How to Identify Serviceberries in the Wild
Serviceberry (Amelanchier spp.) is a small, shrub or tree that, although frequently cultivated as a garden specimen, also grows in the wild. Of the about 30 species in serviceberry's genus, most are native to North America and still range freely in their native habitats.
Even though serviceberry species vary in size and form, most of them share a few characteristics. All of them have small, elliptical leaves with fine teeth along the edges. Most species bloom in spring with five-petaled, white flowers.
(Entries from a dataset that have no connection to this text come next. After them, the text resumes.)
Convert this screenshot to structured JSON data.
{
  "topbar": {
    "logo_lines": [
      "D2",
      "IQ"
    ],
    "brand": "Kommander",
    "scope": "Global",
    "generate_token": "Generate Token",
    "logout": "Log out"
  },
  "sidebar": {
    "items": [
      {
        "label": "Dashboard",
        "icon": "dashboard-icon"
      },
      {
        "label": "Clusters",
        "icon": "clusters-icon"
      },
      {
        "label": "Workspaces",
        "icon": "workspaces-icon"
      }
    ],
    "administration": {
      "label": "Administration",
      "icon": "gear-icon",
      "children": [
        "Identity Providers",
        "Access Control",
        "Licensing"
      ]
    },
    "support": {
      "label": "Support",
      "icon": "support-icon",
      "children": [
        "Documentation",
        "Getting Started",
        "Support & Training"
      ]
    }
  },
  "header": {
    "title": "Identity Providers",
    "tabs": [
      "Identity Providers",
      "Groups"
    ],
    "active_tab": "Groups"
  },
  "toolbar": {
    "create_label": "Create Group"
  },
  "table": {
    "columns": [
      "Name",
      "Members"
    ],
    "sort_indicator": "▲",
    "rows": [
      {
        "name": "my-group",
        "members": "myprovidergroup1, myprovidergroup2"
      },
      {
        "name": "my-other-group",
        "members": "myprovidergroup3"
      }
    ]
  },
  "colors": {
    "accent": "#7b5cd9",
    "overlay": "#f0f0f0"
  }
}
The flowers last only a few days and give way to juicy berries that resemble blueberries in size, color and flavor.
- Serviceberry (Amelanchier spp.)
- is a small, shrub or tree that, although frequently cultivated as a garden specimen, also grows in the wild.
Several species of the genus range throughout North America, and their common names vary from place to place. In addition to serviceberry, the common names include Juneberry, shadbush, shadblow, saskatoon, sarvisberry and Indian wild pear. Some of the common names refer to the time of year that the plant bears fruits, which is often in June. Other common names reflect when the plant flowers, which is in spring, about the time of Easter services and when shad fish spawn.
Downy serviceberry (Amelanchier arborea), which is also often called shadbush, is native to much of the eastern one-half of the United States. It grows slowly and reaches a mature height of 15 to 25 feet. Its white flower clusters droop when they bloom, its berries are red when ripe and its bark is smooth, gray and vertically striped. Downy serviceberry is hardy in U.S. Department of Agriculture plant hardiness zones 4 through 9.
Shadblow serviceberry (Amelanchier canadensis) grows 6 to 30 feet in height. Like downy serviceberry, its bark is gray and striped, but it holds its flower clusters more upright. Its berries are dark blue or nearly black when they are ripe. This species is native to eastern North America and in the wild prefers wet, swampy locations. It is hardy in USDA zones 4 through 8.
Saskatoon (Amelanchier alnifolia) is a native of western North America. About 10 feet in height, it is somewhat smaller than certain other serviceberry species. Its flower clusters are held erect, and its berries are dark purple when ripe. It is hardy in USDA zones 3 through 9.
Alleghany serviceberry (Amelanchier laevis) has a slim, upright growth habit, often reaching 25 feet in height but only 5 to 10 feet in canopy width. It differs from some related species in that its immature leaves are bronze in color. This species is hardy in USDA zones 4 through 9.
Serviceberry fruit is round and, depending on its plant's species, varies from about 1/4 to 1/2 inch diameter. In most serviceberry species, the berries are red when they are immature but darken to a deep blue or purple as they ripen. Like blueberries, each serviceberry fruit has a fringed crown opposite its stem. The crown also helps to differentiate serviceberries from potentially harmful native berries, none of which has a crown.
- Alleghany serviceberry (Amelanchier laevis) has a slim, upright growth habit, often reaching 25 feet in height but only 5 to 10 feet in canopy width.
- Like blueberries, each serviceberry fruit has a fringed crown opposite its stem.
- The crown also helps to differentiate serviceberries from potentially harmful native berries, none of which has a crown.
In many areas, native plants such as serviceberry are considered protected species and may not be gathered without proper permits. Always be aware of the relevant local laws before you remove a plant from the wild.
Some wild berries are poisonous. So never eat the fruit or other part of a wild plant unless you are certain of the plant's identification and that it is safe to eat.
Evan Gillespie grew up working in his family's hardware and home-improvement business and is an experienced gardener. He has been writing on home, garden and design topics since 1996. His work has appeared in the South Bend Tribune, the Fort Wayne Journal-Gazette, Arts Everywhere magazine and many other publications.